Landowners and ranchers and other southern Alberta water users, along with CPAWS and Y2Y are voicing their support for clean water and healthy land in south-western Alberta’s Castle Parks.

Landowners and ranchers and other southern Alberta water users, along with The Canadian Parks and Wilderness Society (CPAWS) and the Yellowstone to Yukon Conservation Initiative (Y2Y), are voicing their support for clean water and healthy land in south-western Alberta’s Castle Parks.

The groups point to evidence that off highway vehicle (OHV) use in the Castle and other Eastern Slope watersheds is damaging the region’s drinking water and fish habitat. The groups have released a series of photos of damage done to watersheds and fish habitat in the Oldman River watershed.

"I support protecting the Castle Wilderness not because of a hidden agenda to remove all OHV use in Alberta, but to protect our invaluable headwaters from further degradation that we cannot afford. As a rancher, we deal with the concept of carrying capacity on a daily basis. The current trends of land use pressure exceeds the carrying capacity of the Castle Wilderness,” says Cody Spencer, rancher and owner of Lethbridge-based Sweetgrass Bison. “While there is loud opposition to the protection of the Castle, it is in the interest of the majority of Albertans like myself who value and rely on intact ecosystems.”

“We applaud the decision to phase out OHV use from the Castle Wildland and Provincial Parks and expand protection for the region’s headwaters.
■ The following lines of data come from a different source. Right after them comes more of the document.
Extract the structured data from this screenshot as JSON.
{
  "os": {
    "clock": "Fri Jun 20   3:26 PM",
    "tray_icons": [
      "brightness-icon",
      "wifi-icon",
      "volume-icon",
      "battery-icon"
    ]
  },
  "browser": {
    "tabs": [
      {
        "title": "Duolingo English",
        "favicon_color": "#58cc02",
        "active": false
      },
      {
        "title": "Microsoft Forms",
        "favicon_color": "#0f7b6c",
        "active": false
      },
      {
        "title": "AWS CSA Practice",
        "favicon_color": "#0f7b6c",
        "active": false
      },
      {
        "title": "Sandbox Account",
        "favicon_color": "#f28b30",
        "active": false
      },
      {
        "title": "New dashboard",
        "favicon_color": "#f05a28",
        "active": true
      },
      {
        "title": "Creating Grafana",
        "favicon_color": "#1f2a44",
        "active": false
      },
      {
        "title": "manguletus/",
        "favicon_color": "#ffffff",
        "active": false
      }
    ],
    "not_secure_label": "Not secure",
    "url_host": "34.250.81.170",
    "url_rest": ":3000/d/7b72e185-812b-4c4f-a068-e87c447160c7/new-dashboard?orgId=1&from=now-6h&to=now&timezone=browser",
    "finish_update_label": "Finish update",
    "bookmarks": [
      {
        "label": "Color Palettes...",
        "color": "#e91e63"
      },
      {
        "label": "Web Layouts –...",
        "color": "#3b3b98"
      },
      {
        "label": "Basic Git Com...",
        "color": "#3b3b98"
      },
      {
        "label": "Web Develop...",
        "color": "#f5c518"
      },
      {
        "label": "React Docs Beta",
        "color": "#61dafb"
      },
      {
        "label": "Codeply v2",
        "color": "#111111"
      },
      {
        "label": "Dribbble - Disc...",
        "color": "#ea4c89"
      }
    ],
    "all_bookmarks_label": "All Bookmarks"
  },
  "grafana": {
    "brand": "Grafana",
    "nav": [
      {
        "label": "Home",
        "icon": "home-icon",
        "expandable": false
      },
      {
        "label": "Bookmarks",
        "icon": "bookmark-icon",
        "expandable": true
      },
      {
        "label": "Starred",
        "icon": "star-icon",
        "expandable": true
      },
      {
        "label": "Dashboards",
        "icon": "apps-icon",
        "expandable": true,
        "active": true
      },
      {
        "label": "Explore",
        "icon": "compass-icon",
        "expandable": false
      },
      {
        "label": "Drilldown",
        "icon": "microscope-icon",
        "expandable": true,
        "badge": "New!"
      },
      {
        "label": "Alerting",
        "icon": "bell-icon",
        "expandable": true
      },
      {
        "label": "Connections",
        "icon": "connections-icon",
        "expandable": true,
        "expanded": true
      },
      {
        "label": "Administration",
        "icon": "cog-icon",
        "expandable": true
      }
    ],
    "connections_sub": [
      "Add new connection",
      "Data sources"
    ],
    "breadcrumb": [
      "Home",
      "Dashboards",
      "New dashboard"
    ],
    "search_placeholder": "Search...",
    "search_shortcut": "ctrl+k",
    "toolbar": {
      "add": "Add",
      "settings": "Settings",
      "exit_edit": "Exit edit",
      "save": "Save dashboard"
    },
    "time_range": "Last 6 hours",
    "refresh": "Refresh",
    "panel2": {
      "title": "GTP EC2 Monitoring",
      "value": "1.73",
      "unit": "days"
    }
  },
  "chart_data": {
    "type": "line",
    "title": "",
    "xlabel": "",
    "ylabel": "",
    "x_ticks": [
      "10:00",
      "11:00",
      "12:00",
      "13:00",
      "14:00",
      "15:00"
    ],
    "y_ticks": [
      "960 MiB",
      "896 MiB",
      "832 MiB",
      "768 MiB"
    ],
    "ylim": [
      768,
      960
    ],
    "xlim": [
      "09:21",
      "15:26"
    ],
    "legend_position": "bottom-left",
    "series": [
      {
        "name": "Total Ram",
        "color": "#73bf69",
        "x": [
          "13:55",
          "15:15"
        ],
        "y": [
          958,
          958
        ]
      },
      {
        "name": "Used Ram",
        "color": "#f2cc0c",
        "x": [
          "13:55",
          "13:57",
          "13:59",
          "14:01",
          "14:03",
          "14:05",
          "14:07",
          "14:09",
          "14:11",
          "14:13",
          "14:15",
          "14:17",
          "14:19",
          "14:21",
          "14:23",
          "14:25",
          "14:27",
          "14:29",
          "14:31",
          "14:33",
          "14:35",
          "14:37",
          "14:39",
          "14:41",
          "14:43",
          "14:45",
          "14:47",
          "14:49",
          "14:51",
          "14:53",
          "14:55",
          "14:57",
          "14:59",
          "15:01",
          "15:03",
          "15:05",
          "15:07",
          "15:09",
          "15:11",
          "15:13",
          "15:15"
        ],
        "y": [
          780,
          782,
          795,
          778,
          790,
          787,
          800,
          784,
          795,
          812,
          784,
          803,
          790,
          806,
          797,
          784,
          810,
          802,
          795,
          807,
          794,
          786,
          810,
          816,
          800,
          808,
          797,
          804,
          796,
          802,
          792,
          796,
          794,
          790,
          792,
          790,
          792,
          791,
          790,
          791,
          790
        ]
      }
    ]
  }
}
It sets a new direction for protected areas in Alberta,” says Stephen Legault, program director for Y2Y.

“Phasing out OHV use from the Castle will help the endangered westslope cutthroat trout population recovery,” says Lorne Fitch, an independent biologist based in Lethbridge. “The Castle River provides a third of the Oldman Watershed’s water. These headwaters are critical to downstream communities like Lethbridge to ensure clean drinking water.”

“The draft management plan is a model of science-based and socially-responsible planning and will make Alberta a world leader. Action to protect the spectacular country southwest of Pincher Creek from ongoing vandalism and over-exploitation was a long time coming,” says Kevin Van Tighem, author, local land-owner and former Banff National Park superintendent. “I believe it is important to build and maintain high-quality off-highway vehicle trails but only outside of protected parks and away from sensitive watersheds and important wildlife habitats to keep the vandalism from causing more damage.”

“Places like the Castle support our communities downstream,” says Anne-Marie Syslak, Executive Director with CPAWS Southern Alberta. “83 per cent of Albertans want more wilderness protected,” she says, referring to a 2016 survey. “Just 3 per cent of Southern Albertans use OHV’s to recreate. The vast majority of Albertans want our water protected.”

For further comment:

Cody Spencer, Owner of Sweetgrass Bison 403-360-4572 |

Kevin Van Tighem, Author and Biologist 403-763-0656 |

Lorne Fitch, Independent Biologist 403-328-1245 I 

Stephen Legault, Y2Y Program Director - Crown, Alberta and Northwest Territories 403-688-2964 |

Anne-Marie Syslak, Executive Director, CPAWS Southern Alberta Chapter (403) 827-4562 I